> _Task instructions_
Compute how many lines in the data below hold the word "contact", then report that number with nothing else.

> _Records supplied_
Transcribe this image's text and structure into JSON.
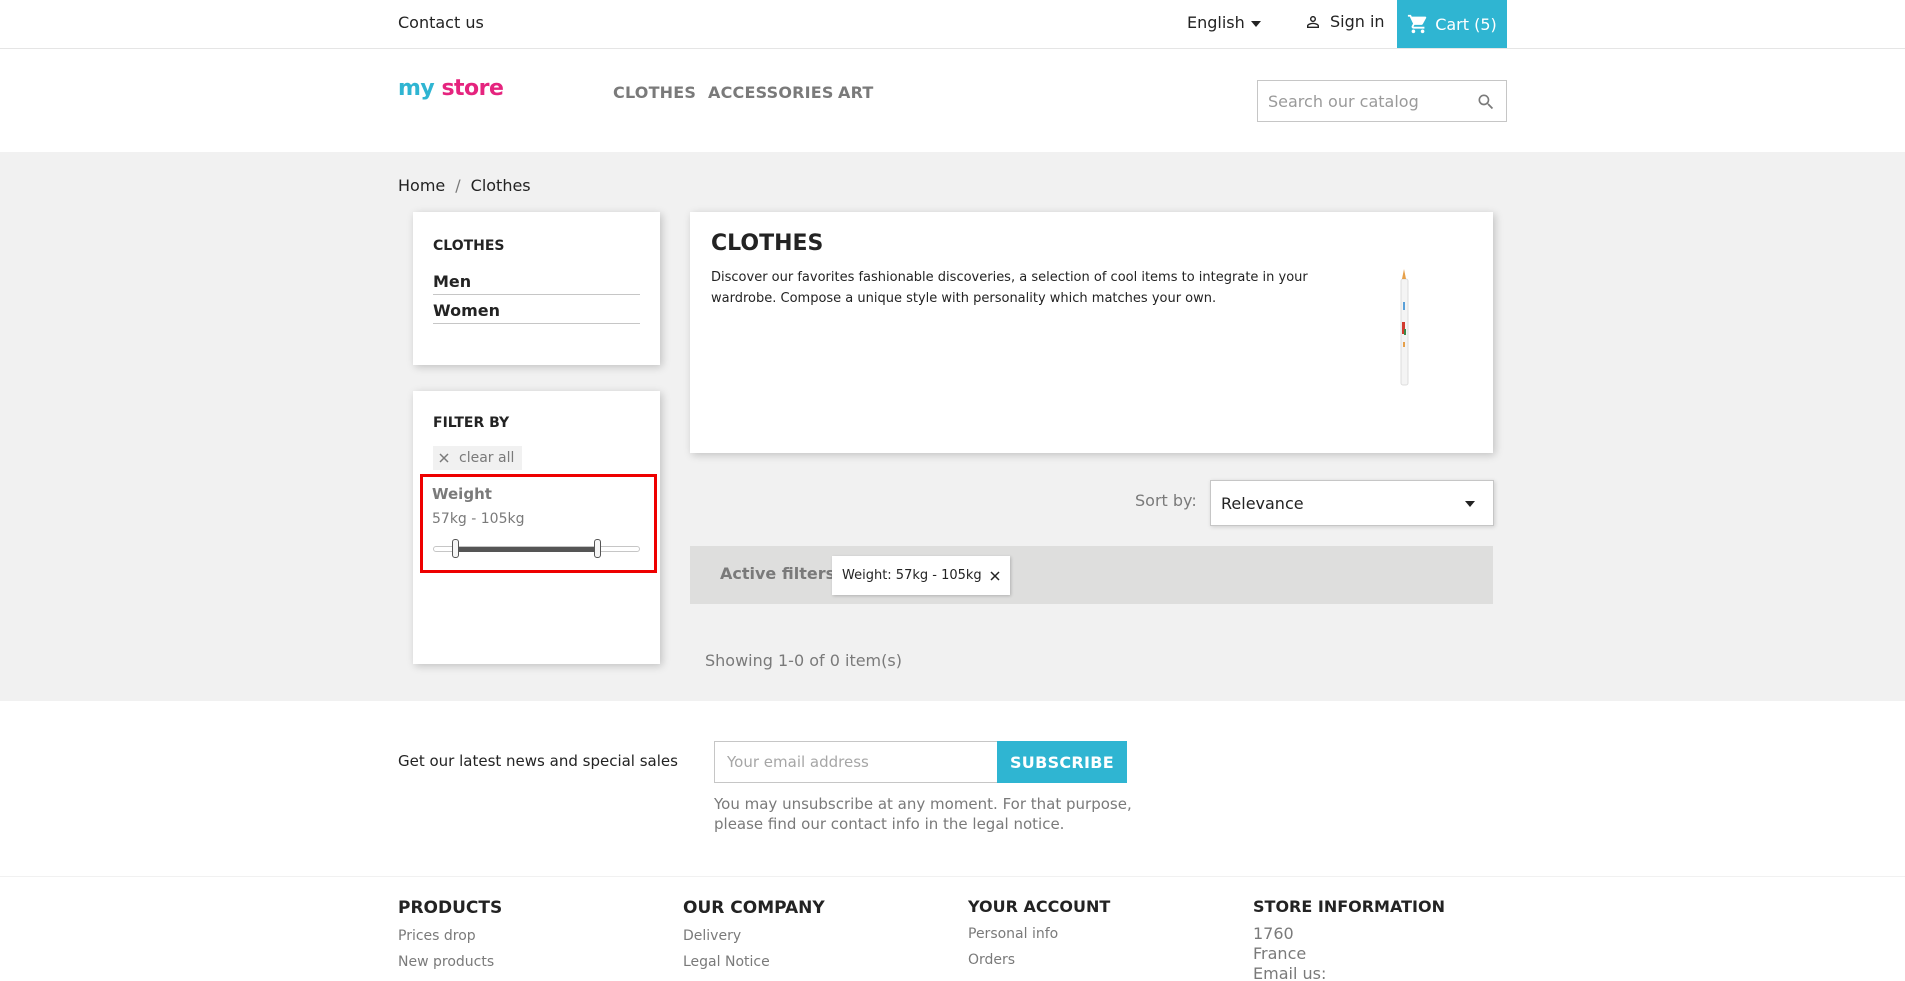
{
  "topbar": {
    "contact": "Contact us",
    "language": "English",
    "sign_in": "Sign in",
    "cart": "Cart (5)"
  },
  "header": {
    "logo": {
      "text1": "my",
      "text2": "store"
    },
    "menu": [
      "CLOTHES",
      "ACCESSORIES",
      "ART"
    ],
    "search_placeholder": "Search our catalog"
  },
  "breadcrumb": {
    "items": [
      "Home",
      "Clothes"
    ],
    "separator": "/"
  },
  "sidebar": {
    "category_title": "CLOTHES",
    "subcategories": [
      "Men",
      "Women"
    ],
    "filter_title": "FILTER BY",
    "clear_all": "clear all",
    "weight": {
      "title": "Weight",
      "range_label": "57kg - 105kg",
      "min": 57,
      "max": 105
    }
  },
  "category": {
    "title": "CLOTHES",
    "description": "Discover our favorites fashionable discoveries, a selection of cool items to integrate in your wardrobe. Compose a unique style with personality which matches your own."
  },
  "sort": {
    "label": "Sort by:",
    "selected": "Relevance"
  },
  "active_filters": {
    "label": "Active filters",
    "chip": "Weight: 57kg - 105kg"
  },
  "results": {
    "showing": "Showing 1-0 of 0 item(s)"
  },
  "newsletter": {
    "text": "Get our latest news and special sales",
    "placeholder": "Your email address",
    "button": "SUBSCRIBE",
    "note": "You may unsubscribe at any moment. For that purpose, please find our contact info in the legal notice."
  },
  "footer": {
    "products": {
      "title": "PRODUCTS",
      "links": [
        "Prices drop",
        "New products"
      ]
    },
    "company": {
      "title": "OUR COMPANY",
      "links": [
        "Delivery",
        "Legal Notice"
      ]
    },
    "account": {
      "title": "YOUR ACCOUNT",
      "links": [
        "Personal info",
        "Orders"
      ]
    },
    "store": {
      "title": "STORE INFORMATION",
      "lines": [
        "1760",
        "France",
        "Email us:"
      ]
    }
  },
  "colors": {
    "accent": "#2fb5d2",
    "highlight": "#e00000"
  }
}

> _Written reply_
2